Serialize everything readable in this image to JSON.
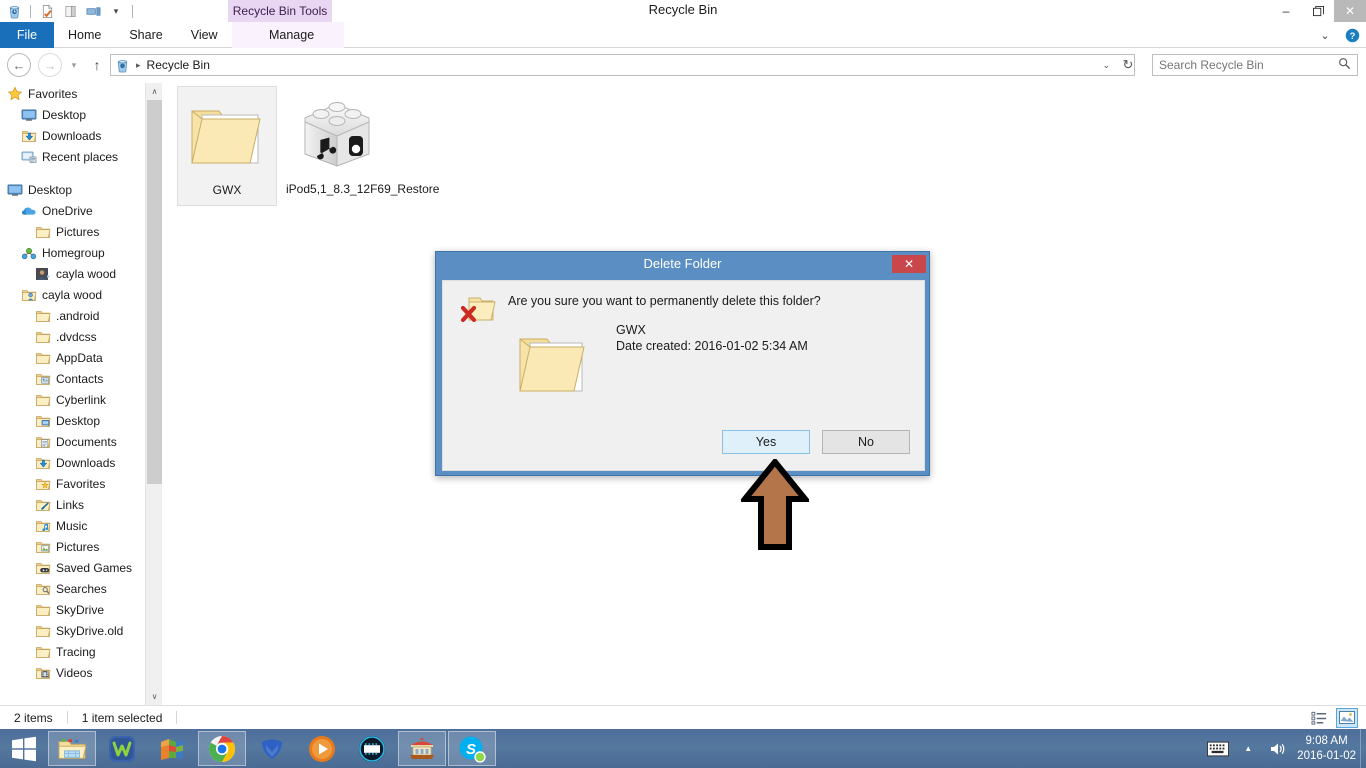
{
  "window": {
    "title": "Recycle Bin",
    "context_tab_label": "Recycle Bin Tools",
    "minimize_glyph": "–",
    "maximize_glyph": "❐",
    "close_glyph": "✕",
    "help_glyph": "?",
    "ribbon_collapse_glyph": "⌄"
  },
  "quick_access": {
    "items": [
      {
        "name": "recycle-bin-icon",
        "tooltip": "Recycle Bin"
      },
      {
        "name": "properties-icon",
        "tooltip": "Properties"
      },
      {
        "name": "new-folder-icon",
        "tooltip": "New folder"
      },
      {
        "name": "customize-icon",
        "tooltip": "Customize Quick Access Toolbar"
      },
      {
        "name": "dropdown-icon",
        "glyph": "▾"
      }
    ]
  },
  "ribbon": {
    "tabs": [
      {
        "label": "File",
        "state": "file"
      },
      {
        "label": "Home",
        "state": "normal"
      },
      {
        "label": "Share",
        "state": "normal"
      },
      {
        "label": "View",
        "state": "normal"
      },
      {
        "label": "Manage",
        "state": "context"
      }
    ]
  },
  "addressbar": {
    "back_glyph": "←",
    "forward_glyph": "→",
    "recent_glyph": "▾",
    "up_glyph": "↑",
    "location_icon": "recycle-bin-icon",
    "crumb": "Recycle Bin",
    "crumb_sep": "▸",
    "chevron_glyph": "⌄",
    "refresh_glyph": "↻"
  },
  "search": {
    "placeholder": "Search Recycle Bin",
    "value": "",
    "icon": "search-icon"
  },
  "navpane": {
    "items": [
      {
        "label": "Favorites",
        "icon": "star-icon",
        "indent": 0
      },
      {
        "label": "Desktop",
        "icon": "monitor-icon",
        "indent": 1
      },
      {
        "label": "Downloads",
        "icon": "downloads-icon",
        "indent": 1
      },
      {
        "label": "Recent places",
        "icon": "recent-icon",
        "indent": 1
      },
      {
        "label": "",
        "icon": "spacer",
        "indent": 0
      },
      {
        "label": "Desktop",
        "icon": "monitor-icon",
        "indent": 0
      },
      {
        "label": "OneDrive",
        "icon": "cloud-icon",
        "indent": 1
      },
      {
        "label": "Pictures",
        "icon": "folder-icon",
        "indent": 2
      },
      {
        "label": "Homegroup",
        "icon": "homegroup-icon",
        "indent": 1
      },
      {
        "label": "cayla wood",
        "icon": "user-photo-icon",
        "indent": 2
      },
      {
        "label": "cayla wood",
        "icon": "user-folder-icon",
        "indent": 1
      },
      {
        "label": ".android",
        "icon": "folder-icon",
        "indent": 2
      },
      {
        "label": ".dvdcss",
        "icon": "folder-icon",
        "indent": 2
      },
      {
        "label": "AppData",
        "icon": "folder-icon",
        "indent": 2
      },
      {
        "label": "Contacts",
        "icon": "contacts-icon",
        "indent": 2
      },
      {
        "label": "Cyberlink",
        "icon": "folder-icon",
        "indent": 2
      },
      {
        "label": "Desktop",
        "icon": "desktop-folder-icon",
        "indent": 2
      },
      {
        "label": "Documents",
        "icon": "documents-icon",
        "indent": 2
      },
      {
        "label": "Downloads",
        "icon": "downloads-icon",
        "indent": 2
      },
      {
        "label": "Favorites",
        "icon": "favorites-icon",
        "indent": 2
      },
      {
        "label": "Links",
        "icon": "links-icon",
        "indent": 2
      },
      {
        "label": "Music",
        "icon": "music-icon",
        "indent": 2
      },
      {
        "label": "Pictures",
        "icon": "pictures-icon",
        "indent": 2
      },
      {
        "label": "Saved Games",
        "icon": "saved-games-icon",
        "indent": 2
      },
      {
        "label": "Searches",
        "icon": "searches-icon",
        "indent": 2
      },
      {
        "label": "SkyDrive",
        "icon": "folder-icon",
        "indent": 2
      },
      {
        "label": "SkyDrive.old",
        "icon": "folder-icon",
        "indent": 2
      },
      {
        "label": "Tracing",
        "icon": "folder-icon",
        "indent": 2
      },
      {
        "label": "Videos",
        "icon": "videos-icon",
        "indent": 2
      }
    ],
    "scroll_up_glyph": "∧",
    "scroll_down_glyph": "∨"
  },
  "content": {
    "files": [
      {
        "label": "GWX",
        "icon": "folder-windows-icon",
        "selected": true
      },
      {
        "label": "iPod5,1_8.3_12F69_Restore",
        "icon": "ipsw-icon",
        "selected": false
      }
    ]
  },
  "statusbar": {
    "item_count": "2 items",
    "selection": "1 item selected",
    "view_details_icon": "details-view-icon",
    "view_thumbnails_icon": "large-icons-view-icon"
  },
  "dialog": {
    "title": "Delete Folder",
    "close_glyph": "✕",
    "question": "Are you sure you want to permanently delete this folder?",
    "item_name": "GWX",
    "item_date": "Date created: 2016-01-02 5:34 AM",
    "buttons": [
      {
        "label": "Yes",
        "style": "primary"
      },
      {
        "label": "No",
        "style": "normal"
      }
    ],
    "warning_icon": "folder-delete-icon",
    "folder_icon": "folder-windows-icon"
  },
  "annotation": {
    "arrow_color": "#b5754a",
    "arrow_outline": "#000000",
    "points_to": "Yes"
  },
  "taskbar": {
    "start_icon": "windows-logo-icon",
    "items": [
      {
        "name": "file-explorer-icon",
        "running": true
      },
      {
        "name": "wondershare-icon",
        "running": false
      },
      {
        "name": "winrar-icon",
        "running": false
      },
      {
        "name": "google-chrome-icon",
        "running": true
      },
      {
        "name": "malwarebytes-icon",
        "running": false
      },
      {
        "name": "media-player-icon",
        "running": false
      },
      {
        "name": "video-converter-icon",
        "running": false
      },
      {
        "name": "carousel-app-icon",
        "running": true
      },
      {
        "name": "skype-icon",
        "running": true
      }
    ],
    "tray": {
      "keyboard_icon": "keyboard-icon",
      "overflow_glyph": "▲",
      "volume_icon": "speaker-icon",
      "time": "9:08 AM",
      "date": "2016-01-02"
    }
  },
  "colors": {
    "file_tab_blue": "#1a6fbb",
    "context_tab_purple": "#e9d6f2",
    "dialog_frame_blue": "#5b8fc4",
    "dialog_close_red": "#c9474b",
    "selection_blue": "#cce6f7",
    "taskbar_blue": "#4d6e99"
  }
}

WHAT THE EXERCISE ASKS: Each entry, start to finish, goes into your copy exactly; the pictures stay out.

PROBLEM SOLUTION:
Serialize everything readable in this image to JSON.
{
  "window": {
    "title": "Recycle Bin",
    "context_tab_label": "Recycle Bin Tools",
    "minimize_glyph": "–",
    "maximize_glyph": "❐",
    "close_glyph": "✕",
    "help_glyph": "?",
    "ribbon_collapse_glyph": "⌄"
  },
  "quick_access": {
    "items": [
      {
        "name": "recycle-bin-icon",
        "tooltip": "Recycle Bin"
      },
      {
        "name": "properties-icon",
        "tooltip": "Properties"
      },
      {
        "name": "new-folder-icon",
        "tooltip": "New folder"
      },
      {
        "name": "customize-icon",
        "tooltip": "Customize Quick Access Toolbar"
      },
      {
        "name": "dropdown-icon",
        "glyph": "▾"
      }
    ]
  },
  "ribbon": {
    "tabs": [
      {
        "label": "File",
        "state": "file"
      },
      {
        "label": "Home",
        "state": "normal"
      },
      {
        "label": "Share",
        "state": "normal"
      },
      {
        "label": "View",
        "state": "normal"
      },
      {
        "label": "Manage",
        "state": "context"
      }
    ]
  },
  "addressbar": {
    "back_glyph": "←",
    "forward_glyph": "→",
    "recent_glyph": "▾",
    "up_glyph": "↑",
    "location_icon": "recycle-bin-icon",
    "crumb": "Recycle Bin",
    "crumb_sep": "▸",
    "chevron_glyph": "⌄",
    "refresh_glyph": "↻"
  },
  "search": {
    "placeholder": "Search Recycle Bin",
    "value": "",
    "icon": "search-icon"
  },
  "navpane": {
    "items": [
      {
        "label": "Favorites",
        "icon": "star-icon",
        "indent": 0
      },
      {
        "label": "Desktop",
        "icon": "monitor-icon",
        "indent": 1
      },
      {
        "label": "Downloads",
        "icon": "downloads-icon",
        "indent": 1
      },
      {
        "label": "Recent places",
        "icon": "recent-icon",
        "indent": 1
      },
      {
        "label": "",
        "icon": "spacer",
        "indent": 0
      },
      {
        "label": "Desktop",
        "icon": "monitor-icon",
        "indent": 0
      },
      {
        "label": "OneDrive",
        "icon": "cloud-icon",
        "indent": 1
      },
      {
        "label": "Pictures",
        "icon": "folder-icon",
        "indent": 2
      },
      {
        "label": "Homegroup",
        "icon": "homegroup-icon",
        "indent": 1
      },
      {
        "label": "cayla wood",
        "icon": "user-photo-icon",
        "indent": 2
      },
      {
        "label": "cayla wood",
        "icon": "user-folder-icon",
        "indent": 1
      },
      {
        "label": ".android",
        "icon": "folder-icon",
        "indent": 2
      },
      {
        "label": ".dvdcss",
        "icon": "folder-icon",
        "indent": 2
      },
      {
        "label": "AppData",
        "icon": "folder-icon",
        "indent": 2
      },
      {
        "label": "Contacts",
        "icon": "contacts-icon",
        "indent": 2
      },
      {
        "label": "Cyberlink",
        "icon": "folder-icon",
        "indent": 2
      },
      {
        "label": "Desktop",
        "icon": "desktop-folder-icon",
        "indent": 2
      },
      {
        "label": "Documents",
        "icon": "documents-icon",
        "indent": 2
      },
      {
        "label": "Downloads",
        "icon": "downloads-icon",
        "indent": 2
      },
      {
        "label": "Favorites",
        "icon": "favorites-icon",
        "indent": 2
      },
      {
        "label": "Links",
        "icon": "links-icon",
        "indent": 2
      },
      {
        "label": "Music",
        "icon": "music-icon",
        "indent": 2
      },
      {
        "label": "Pictures",
        "icon": "pictures-icon",
        "indent": 2
      },
      {
        "label": "Saved Games",
        "icon": "saved-games-icon",
        "indent": 2
      },
      {
        "label": "Searches",
        "icon": "searches-icon",
        "indent": 2
      },
      {
        "label": "SkyDrive",
        "icon": "folder-icon",
        "indent": 2
      },
      {
        "label": "SkyDrive.old",
        "icon": "folder-icon",
        "indent": 2
      },
      {
        "label": "Tracing",
        "icon": "folder-icon",
        "indent": 2
      },
      {
        "label": "Videos",
        "icon": "videos-icon",
        "indent": 2
      }
    ],
    "scroll_up_glyph": "∧",
    "scroll_down_glyph": "∨"
  },
  "content": {
    "files": [
      {
        "label": "GWX",
        "icon": "folder-windows-icon",
        "selected": true
      },
      {
        "label": "iPod5,1_8.3_12F69_Restore",
        "icon": "ipsw-icon",
        "selected": false
      }
    ]
  },
  "statusbar": {
    "item_count": "2 items",
    "selection": "1 item selected",
    "view_details_icon": "details-view-icon",
    "view_thumbnails_icon": "large-icons-view-icon"
  },
  "dialog": {
    "title": "Delete Folder",
    "close_glyph": "✕",
    "question": "Are you sure you want to permanently delete this folder?",
    "item_name": "GWX",
    "item_date": "Date created: 2016-01-02 5:34 AM",
    "buttons": [
      {
        "label": "Yes",
        "style": "primary"
      },
      {
        "label": "No",
        "style": "normal"
      }
    ],
    "warning_icon": "folder-delete-icon",
    "folder_icon": "folder-windows-icon"
  },
  "annotation": {
    "arrow_color": "#b5754a",
    "arrow_outline": "#000000",
    "points_to": "Yes"
  },
  "taskbar": {
    "start_icon": "windows-logo-icon",
    "items": [
      {
        "name": "file-explorer-icon",
        "running": true
      },
      {
        "name": "wondershare-icon",
        "running": false
      },
      {
        "name": "winrar-icon",
        "running": false
      },
      {
        "name": "google-chrome-icon",
        "running": true
      },
      {
        "name": "malwarebytes-icon",
        "running": false
      },
      {
        "name": "media-player-icon",
        "running": false
      },
      {
        "name": "video-converter-icon",
        "running": false
      },
      {
        "name": "carousel-app-icon",
        "running": true
      },
      {
        "name": "skype-icon",
        "running": true
      }
    ],
    "tray": {
      "keyboard_icon": "keyboard-icon",
      "overflow_glyph": "▲",
      "volume_icon": "speaker-icon",
      "time": "9:08 AM",
      "date": "2016-01-02"
    }
  },
  "colors": {
    "file_tab_blue": "#1a6fbb",
    "context_tab_purple": "#e9d6f2",
    "dialog_frame_blue": "#5b8fc4",
    "dialog_close_red": "#c9474b",
    "selection_blue": "#cce6f7",
    "taskbar_blue": "#4d6e99"
  }
}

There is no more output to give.